*WORK REQUIRED*: The answer consists of one number: how many lines of the data below include the string "JSON".

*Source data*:
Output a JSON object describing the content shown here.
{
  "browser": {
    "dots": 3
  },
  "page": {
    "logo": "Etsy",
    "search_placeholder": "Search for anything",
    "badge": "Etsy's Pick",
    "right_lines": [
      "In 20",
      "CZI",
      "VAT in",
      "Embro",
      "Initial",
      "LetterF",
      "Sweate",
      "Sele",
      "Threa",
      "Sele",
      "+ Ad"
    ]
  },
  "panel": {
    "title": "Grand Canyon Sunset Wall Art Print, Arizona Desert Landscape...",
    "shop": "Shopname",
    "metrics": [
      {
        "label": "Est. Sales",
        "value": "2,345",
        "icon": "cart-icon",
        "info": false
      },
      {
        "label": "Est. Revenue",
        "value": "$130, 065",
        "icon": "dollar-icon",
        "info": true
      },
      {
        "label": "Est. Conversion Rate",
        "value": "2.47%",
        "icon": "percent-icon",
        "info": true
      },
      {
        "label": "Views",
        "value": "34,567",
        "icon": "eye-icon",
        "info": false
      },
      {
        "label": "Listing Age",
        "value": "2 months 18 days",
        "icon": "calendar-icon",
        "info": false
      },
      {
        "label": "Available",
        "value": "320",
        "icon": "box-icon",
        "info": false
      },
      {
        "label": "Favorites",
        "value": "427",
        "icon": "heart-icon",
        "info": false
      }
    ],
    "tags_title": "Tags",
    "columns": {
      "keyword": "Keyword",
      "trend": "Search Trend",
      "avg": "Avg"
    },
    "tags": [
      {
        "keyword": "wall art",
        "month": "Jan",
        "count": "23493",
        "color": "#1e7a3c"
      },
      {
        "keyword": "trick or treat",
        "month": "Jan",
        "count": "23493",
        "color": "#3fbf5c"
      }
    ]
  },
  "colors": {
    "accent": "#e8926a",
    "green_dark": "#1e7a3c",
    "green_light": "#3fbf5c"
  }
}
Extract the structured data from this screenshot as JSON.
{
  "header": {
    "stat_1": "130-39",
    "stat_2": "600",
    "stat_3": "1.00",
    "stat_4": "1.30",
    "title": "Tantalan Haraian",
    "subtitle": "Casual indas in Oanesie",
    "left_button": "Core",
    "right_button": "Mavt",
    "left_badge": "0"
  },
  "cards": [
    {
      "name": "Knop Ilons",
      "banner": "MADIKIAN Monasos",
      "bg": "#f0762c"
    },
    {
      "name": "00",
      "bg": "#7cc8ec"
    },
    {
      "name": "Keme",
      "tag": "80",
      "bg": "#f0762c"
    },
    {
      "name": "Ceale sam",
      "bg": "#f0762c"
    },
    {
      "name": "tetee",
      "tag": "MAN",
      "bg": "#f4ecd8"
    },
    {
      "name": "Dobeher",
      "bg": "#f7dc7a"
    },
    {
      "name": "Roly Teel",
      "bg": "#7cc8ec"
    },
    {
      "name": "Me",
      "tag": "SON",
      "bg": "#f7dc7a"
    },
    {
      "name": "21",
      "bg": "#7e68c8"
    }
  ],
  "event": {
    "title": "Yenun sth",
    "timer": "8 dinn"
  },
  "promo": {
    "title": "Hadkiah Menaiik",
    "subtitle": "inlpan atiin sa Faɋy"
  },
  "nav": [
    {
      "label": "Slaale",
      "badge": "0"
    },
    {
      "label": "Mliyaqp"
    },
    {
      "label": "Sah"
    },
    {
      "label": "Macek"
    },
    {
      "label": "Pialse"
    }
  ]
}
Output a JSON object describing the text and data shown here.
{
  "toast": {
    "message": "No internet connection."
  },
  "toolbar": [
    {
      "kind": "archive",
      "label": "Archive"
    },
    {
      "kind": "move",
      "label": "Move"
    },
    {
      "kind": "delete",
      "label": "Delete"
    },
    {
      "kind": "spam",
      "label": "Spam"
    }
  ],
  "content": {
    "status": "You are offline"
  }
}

*PROBLEM SOLUTION*: 3